**PROBLEM TO SOLVE**
Please copy out every line in the records below that includes the word "Fraud".

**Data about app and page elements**

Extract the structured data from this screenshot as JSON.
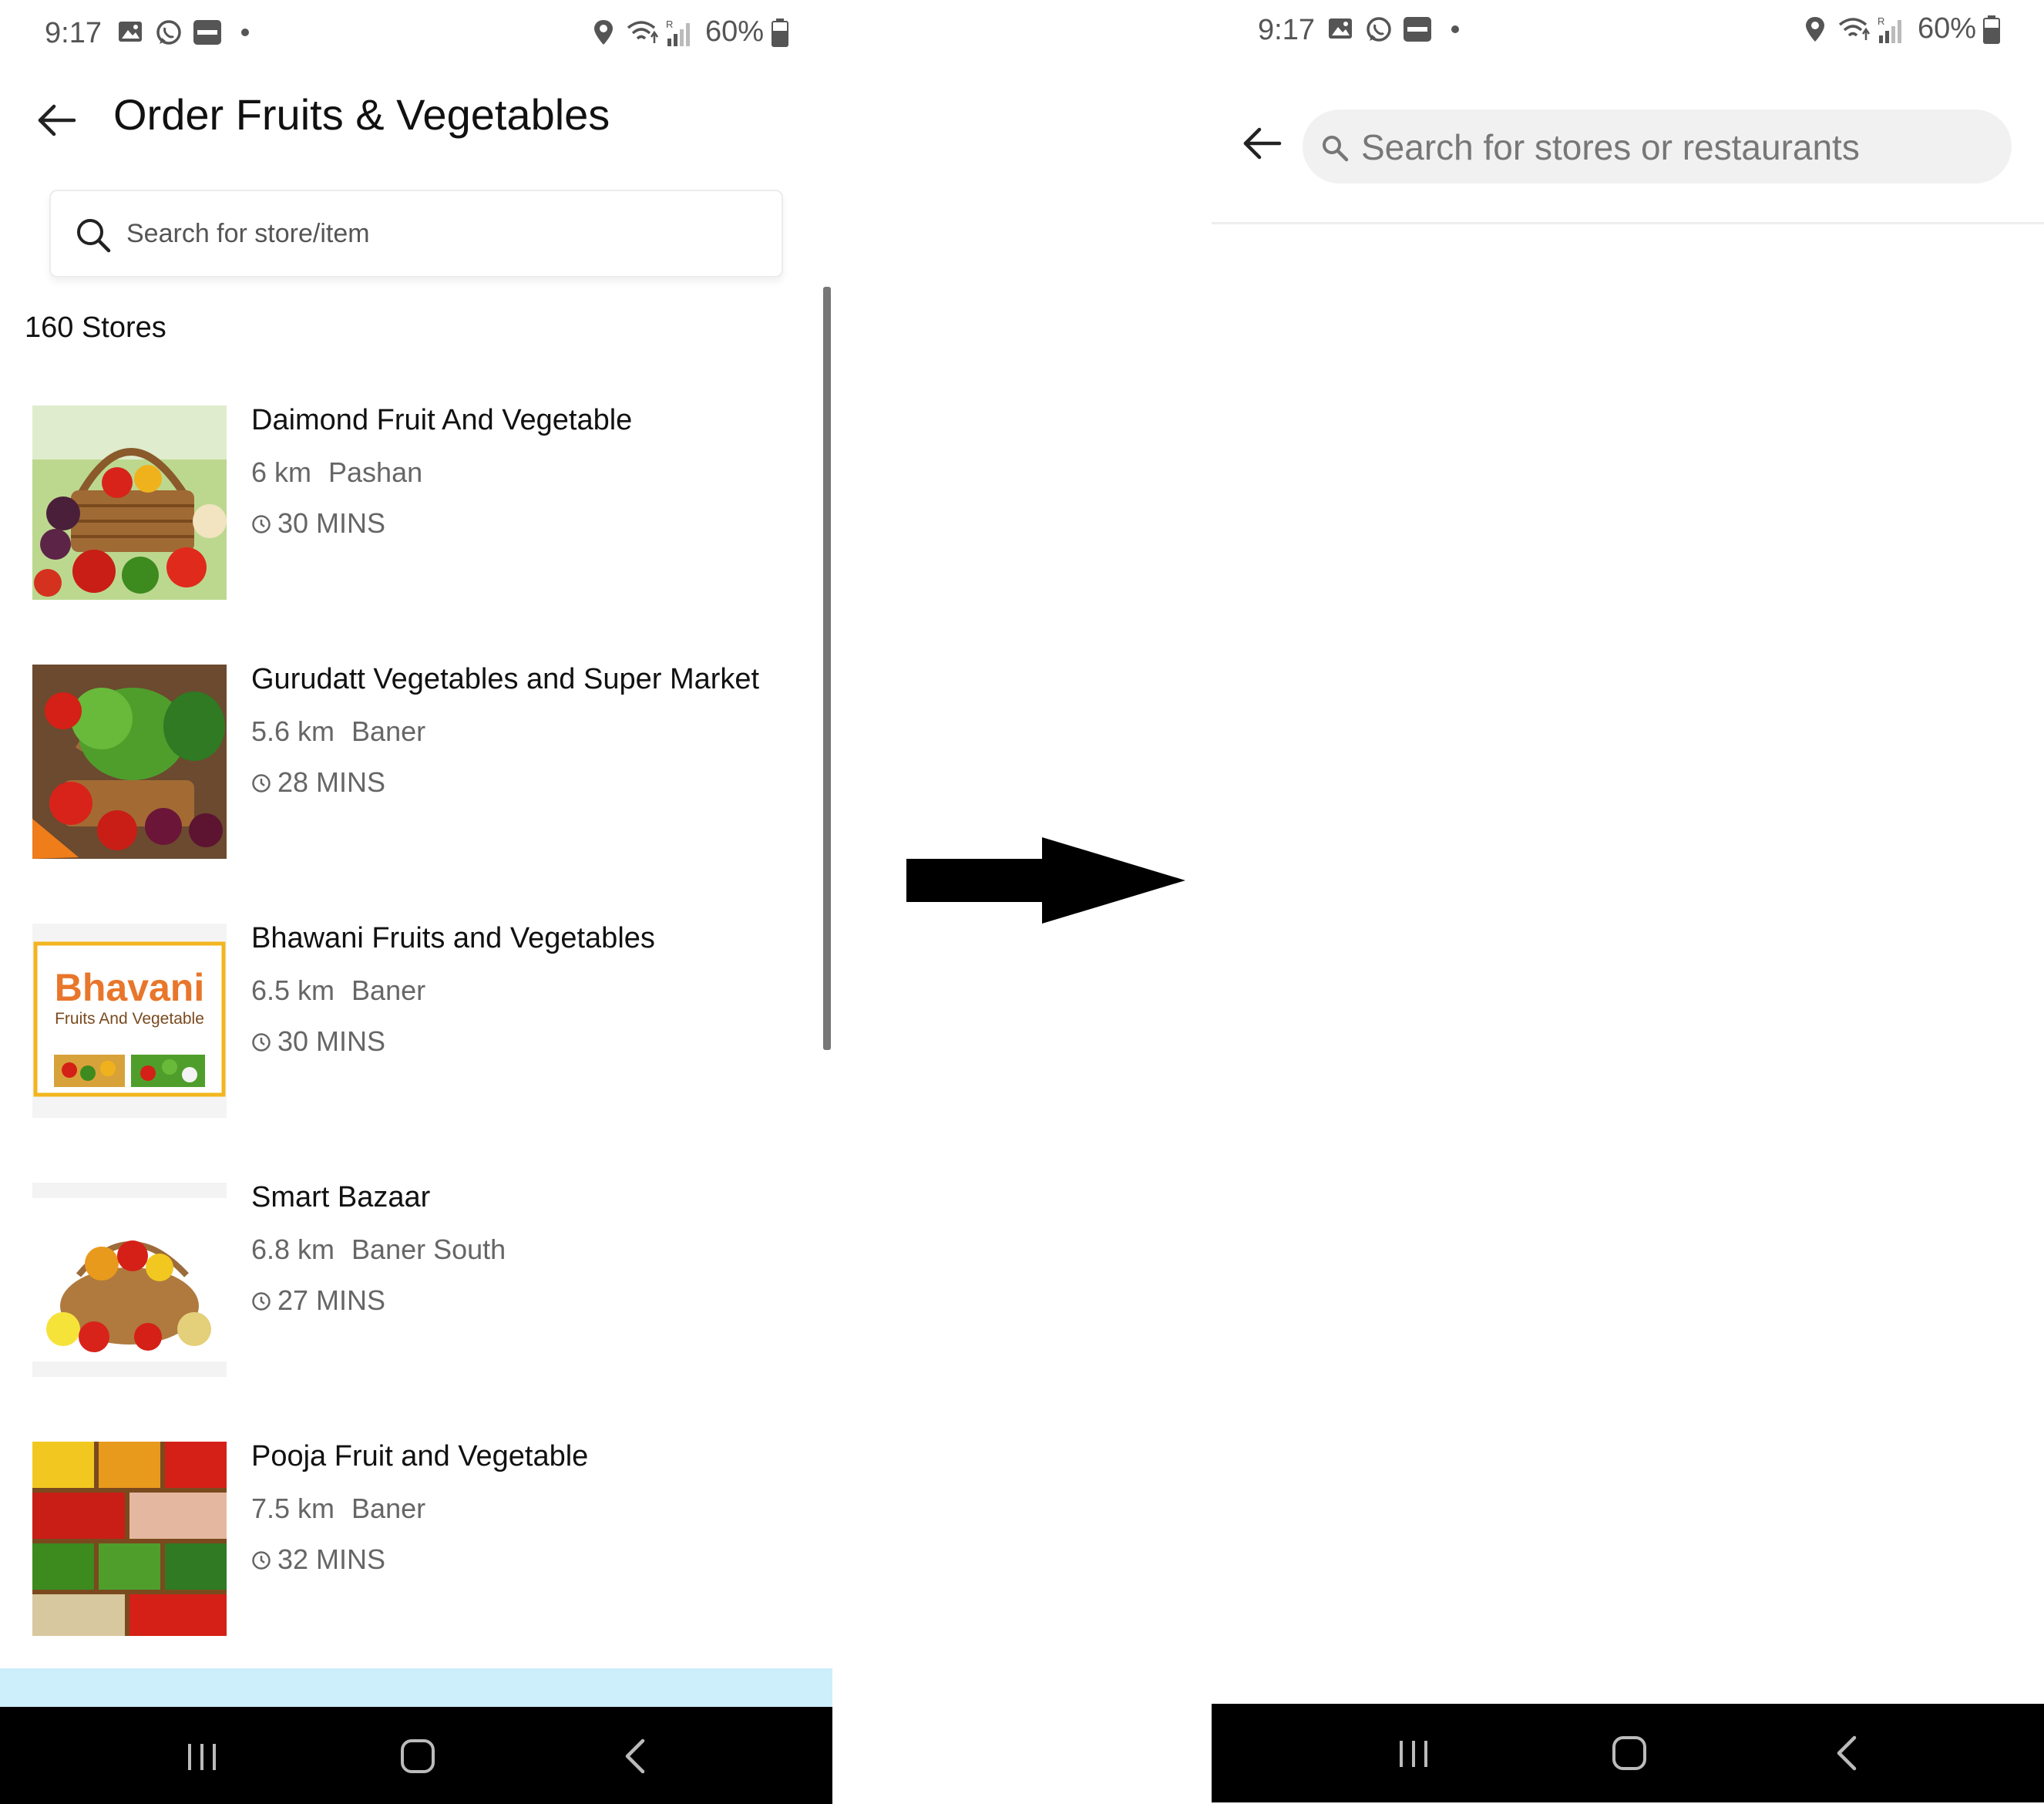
{
  "left_screen": {
    "status_bar": {
      "time": "9:17",
      "battery": "60%",
      "icons": [
        "gallery-icon",
        "whatsapp-icon",
        "paytm-icon",
        "dot-icon",
        "location-icon",
        "wifi-icon",
        "signal-icon",
        "battery-icon"
      ]
    },
    "header": {
      "title": "Order Fruits & Vegetables"
    },
    "search": {
      "placeholder": "Search for store/item"
    },
    "store_count": "160 Stores",
    "stores": [
      {
        "name": "Daimond Fruit And Vegetable",
        "distance": "6 km",
        "area": "Pashan",
        "eta": "30 MINS"
      },
      {
        "name": "Gurudatt Vegetables and Super Market",
        "distance": "5.6 km",
        "area": "Baner",
        "eta": "28 MINS"
      },
      {
        "name": "Bhawani Fruits and Vegetables",
        "distance": "6.5 km",
        "area": "Baner",
        "eta": "30 MINS",
        "logo_text": "Bhavani",
        "logo_subtext": "Fruits And Vegetable"
      },
      {
        "name": "Smart Bazaar",
        "distance": "6.8 km",
        "area": "Baner South",
        "eta": "27 MINS"
      },
      {
        "name": "Pooja Fruit and Vegetable",
        "distance": "7.5 km",
        "area": "Baner",
        "eta": "32 MINS"
      }
    ],
    "nav_bar": [
      "recents-icon",
      "home-icon",
      "back-icon"
    ]
  },
  "right_screen": {
    "status_bar": {
      "time": "9:17",
      "battery": "60%"
    },
    "search": {
      "placeholder": "Search for stores or restaurants"
    },
    "nav_bar": [
      "recents-icon",
      "home-icon",
      "back-icon"
    ]
  },
  "colors": {
    "background": "#ffffff",
    "nav_bar": "#000000",
    "secondary_text": "#666666",
    "search_pill": "#f1f1f1",
    "peek_banner": "#cdeefb",
    "logo_orange": "#e8762b",
    "logo_border": "#f2b51e"
  }
}
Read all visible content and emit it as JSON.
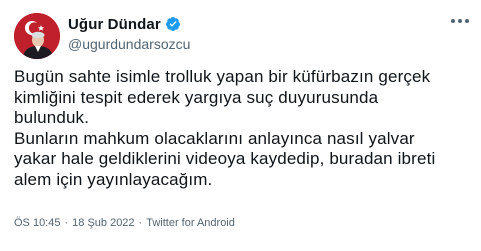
{
  "user": {
    "display_name": "Uğur Dündar",
    "handle": "@ugurdundarsozcu",
    "verified": true
  },
  "tweet": {
    "text": "Bugün sahte isimle trolluk yapan bir küfürbazın gerçek\nkimliğini tespit ederek yargıya suç duyurusunda\nbulunduk.\nBunların mahkum olacaklarını anlayınca nasıl yalvar\nyakar hale geldiklerini videoya kaydedip, buradan ibreti\nalem için yayınlayacağım."
  },
  "meta": {
    "time": "ÖS 10:45",
    "date": "18 Şub 2022",
    "source": "Twitter for Android",
    "separator": "·"
  },
  "icons": {
    "verified": "verified-badge-icon",
    "more": "more-dots-icon"
  },
  "colors": {
    "verified_blue": "#1d9bf0",
    "secondary_text": "#536471",
    "primary_text": "#0f1419",
    "avatar_red": "#c0202c"
  }
}
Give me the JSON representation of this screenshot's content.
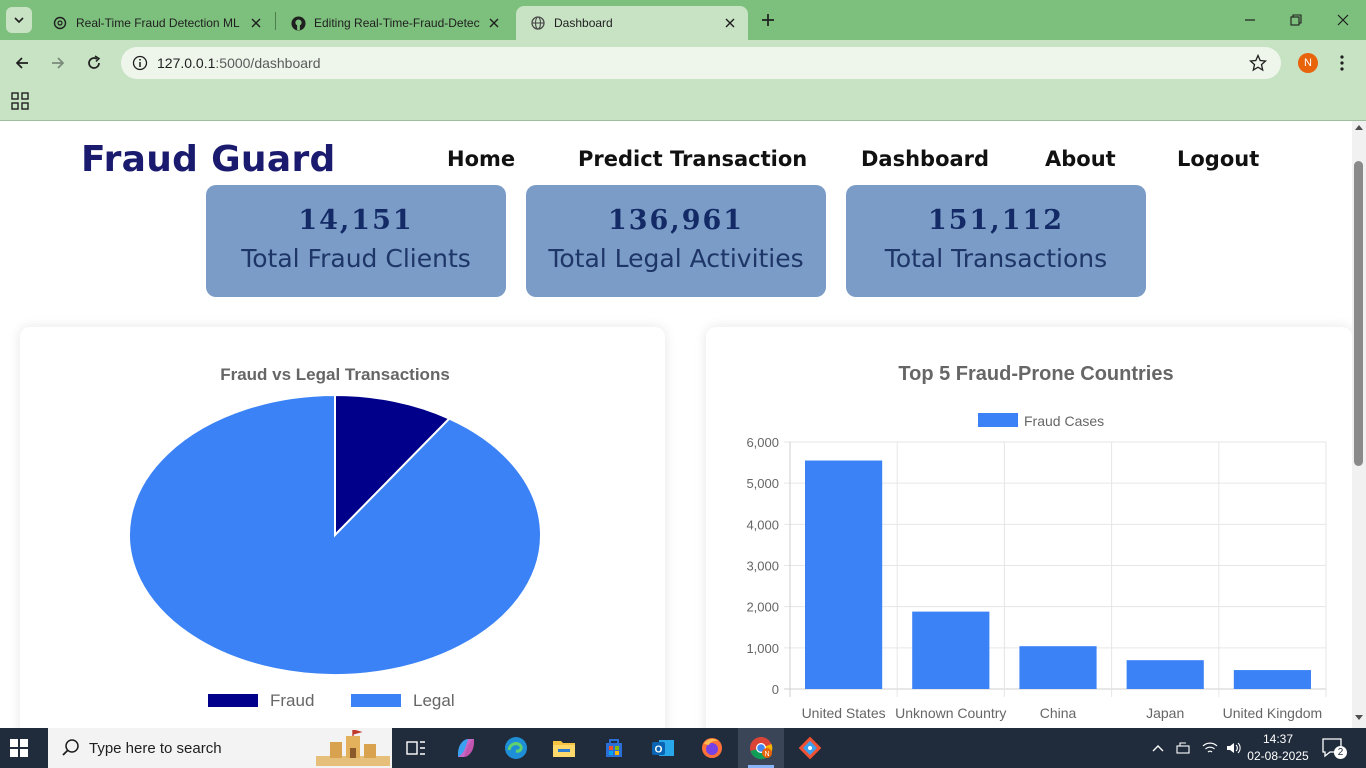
{
  "browser": {
    "tabs": [
      {
        "title": "Real-Time Fraud Detection ML",
        "active": false
      },
      {
        "title": "Editing Real-Time-Fraud-Detect",
        "active": false
      },
      {
        "title": "Dashboard",
        "active": true
      }
    ],
    "url_host": "127.0.0.1",
    "url_path": ":5000/dashboard",
    "profile_initial": "N"
  },
  "site": {
    "brand": "Fraud Guard",
    "nav": [
      "Home",
      "Predict Transaction",
      "Dashboard",
      "About",
      "Logout"
    ]
  },
  "stats": [
    {
      "value": "14,151",
      "label": "Total Fraud Clients"
    },
    {
      "value": "136,961",
      "label": "Total Legal Activities"
    },
    {
      "value": "151,112",
      "label": "Total Transactions"
    }
  ],
  "charts": {
    "pie_title": "Fraud vs Legal Transactions",
    "bar_title": "Top 5 Fraud-Prone Countries",
    "bar_legend": "Fraud Cases"
  },
  "chart_data": [
    {
      "type": "pie",
      "title": "Fraud vs Legal Transactions",
      "categories": [
        "Fraud",
        "Legal"
      ],
      "values": [
        14151,
        136961
      ],
      "colors": [
        "#00008b",
        "#3b82f6"
      ],
      "legend": "bottom"
    },
    {
      "type": "bar",
      "title": "Top 5 Fraud-Prone Countries",
      "categories": [
        "United States",
        "Unknown Country",
        "China",
        "Japan",
        "United Kingdom"
      ],
      "series": [
        {
          "name": "Fraud Cases",
          "values": [
            5550,
            1880,
            1040,
            700,
            460
          ]
        }
      ],
      "ylim": [
        0,
        6000
      ],
      "yticks": [
        "0",
        "1,000",
        "2,000",
        "3,000",
        "4,000",
        "5,000",
        "6,000"
      ],
      "color": "#3b82f6",
      "grid": true,
      "legend": "top"
    }
  ],
  "taskbar": {
    "search_placeholder": "Type here to search",
    "time": "14:37",
    "date": "02-08-2025",
    "notifications": "2"
  }
}
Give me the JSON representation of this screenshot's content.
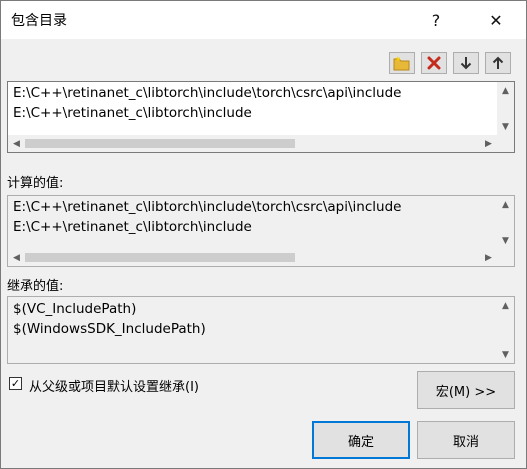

**SOLUTION TO THIS TASK**
        "title": "Real-Time Fraud Detection ML",
        "title": "Editing Real-Time-Fraud-Detect",
    "brand": "Fraud Guard",
      "label": "Total Fraud Clients"
    "pie_title": "Fraud vs Legal Transactions",
    "bar_title": "Top 5 Fraud-Prone Countries",
    "bar_legend": "Fraud Cases"
      "title": "Fraud vs Legal Transactions",
        "Fraud",
      "title": "Top 5 Fraud-Prone Countries",
          "name": "Fraud Cases",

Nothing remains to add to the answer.